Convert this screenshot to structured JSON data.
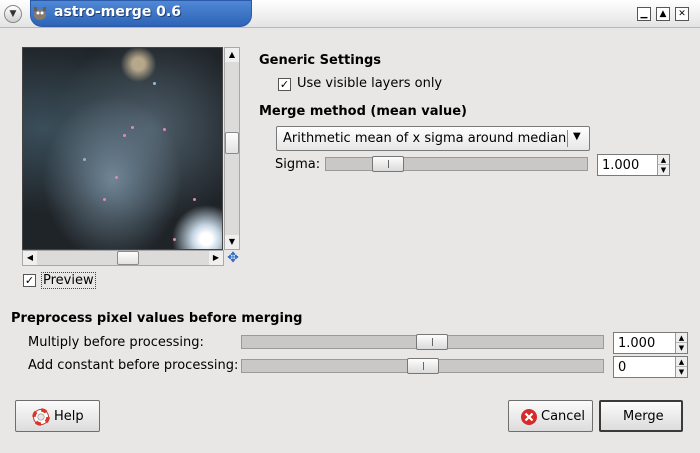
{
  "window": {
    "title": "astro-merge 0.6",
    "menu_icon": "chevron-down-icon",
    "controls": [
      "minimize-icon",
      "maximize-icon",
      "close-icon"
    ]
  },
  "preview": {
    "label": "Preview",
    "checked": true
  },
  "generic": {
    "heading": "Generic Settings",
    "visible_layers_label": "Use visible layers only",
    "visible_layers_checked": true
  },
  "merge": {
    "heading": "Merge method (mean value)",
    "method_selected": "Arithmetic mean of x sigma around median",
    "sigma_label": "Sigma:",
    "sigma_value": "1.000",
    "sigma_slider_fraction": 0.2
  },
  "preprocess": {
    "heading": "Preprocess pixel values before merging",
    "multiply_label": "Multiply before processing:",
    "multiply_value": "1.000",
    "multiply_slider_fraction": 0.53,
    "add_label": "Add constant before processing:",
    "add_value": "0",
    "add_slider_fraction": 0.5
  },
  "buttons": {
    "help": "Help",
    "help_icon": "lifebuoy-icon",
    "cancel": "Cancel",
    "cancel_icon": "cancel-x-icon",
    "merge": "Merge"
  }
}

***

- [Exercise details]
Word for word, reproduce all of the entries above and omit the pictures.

- [Exercise answer]
Convert this screenshot to structured JSON data.
{
  "window": {
    "title": "astro-merge 0.6",
    "menu_icon": "chevron-down-icon",
    "controls": [
      "minimize-icon",
      "maximize-icon",
      "close-icon"
    ]
  },
  "preview": {
    "label": "Preview",
    "checked": true
  },
  "generic": {
    "heading": "Generic Settings",
    "visible_layers_label": "Use visible layers only",
    "visible_layers_checked": true
  },
  "merge": {
    "heading": "Merge method (mean value)",
    "method_selected": "Arithmetic mean of x sigma around median",
    "sigma_label": "Sigma:",
    "sigma_value": "1.000",
    "sigma_slider_fraction": 0.2
  },
  "preprocess": {
    "heading": "Preprocess pixel values before merging",
    "multiply_label": "Multiply before processing:",
    "multiply_value": "1.000",
    "multiply_slider_fraction": 0.53,
    "add_label": "Add constant before processing:",
    "add_value": "0",
    "add_slider_fraction": 0.5
  },
  "buttons": {
    "help": "Help",
    "help_icon": "lifebuoy-icon",
    "cancel": "Cancel",
    "cancel_icon": "cancel-x-icon",
    "merge": "Merge"
  }
}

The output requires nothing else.